Volume 25 Number 6
  • ISSN: 0263-5046
  • E-ISSN: 1365-2397

Abstract

Jason Criss of Input/Output explains the rationale of full-wave seismic imaging and provides some examples from recent surveys to illustrate the benefits of this rapidly evolving technology. In its purest form, the concept of full-wave (multicomponent) seismic imaging has been with our industry for several decades. It is only within the last few years that seismic recording equipment and processing methods have advanced enough to make the concept viable. The introduction of high channel-count systems in the late 1990s enabled certain aspects of full-wave imaging; when high channel counts were combined with three component (3C) digital sensors, the first fully compliant full-wave surveys became a practical reality.
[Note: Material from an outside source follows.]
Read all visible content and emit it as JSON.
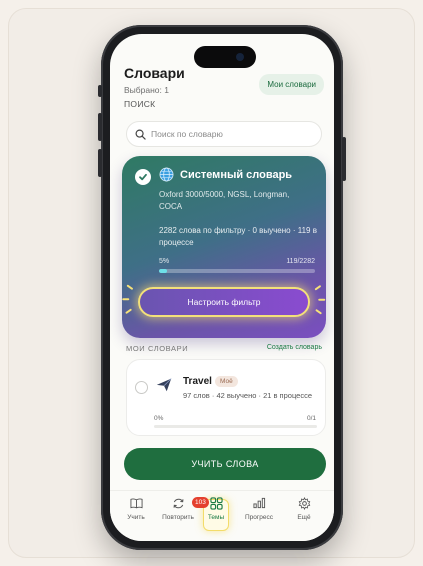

The full-wave concept is actually very simple. The idea is to record the reflected seismic data with precision and in a manner that reflects true particle motion in the subsurface. In other words, we want the acquisition, the instruments, and the operational methods to be as transparent as possible while, at the same time, faithfully recording the entire seismic signal that the earth can provide. If this goal is achieved, then data processing, analysis, and interpretation will not be fundamentally limited by the data acquisition step itself. Recording instruments, therefore, are a vital aspect of fulfilling the promise of full-wave imaging and of obtaining higher quality, higher utility seismic data in virtually every region of the world.

Loading

Article metrics loading...

/content/journals/0.3997/1365-2397.25.1108.27470
2007-06-01
2022-11-28
Loading full text...

Full text loading...

http://instance.metastore.ingenta.com/content/journals/0.3997/1365-2397.25.1108.27470
Loading
  • Article Type: Research Article
This is a required field
Please enter a valid email address
Approval was a Success
Invalid data
An Error Occurred
Approval was partially successful, following selected items could not be processed due to error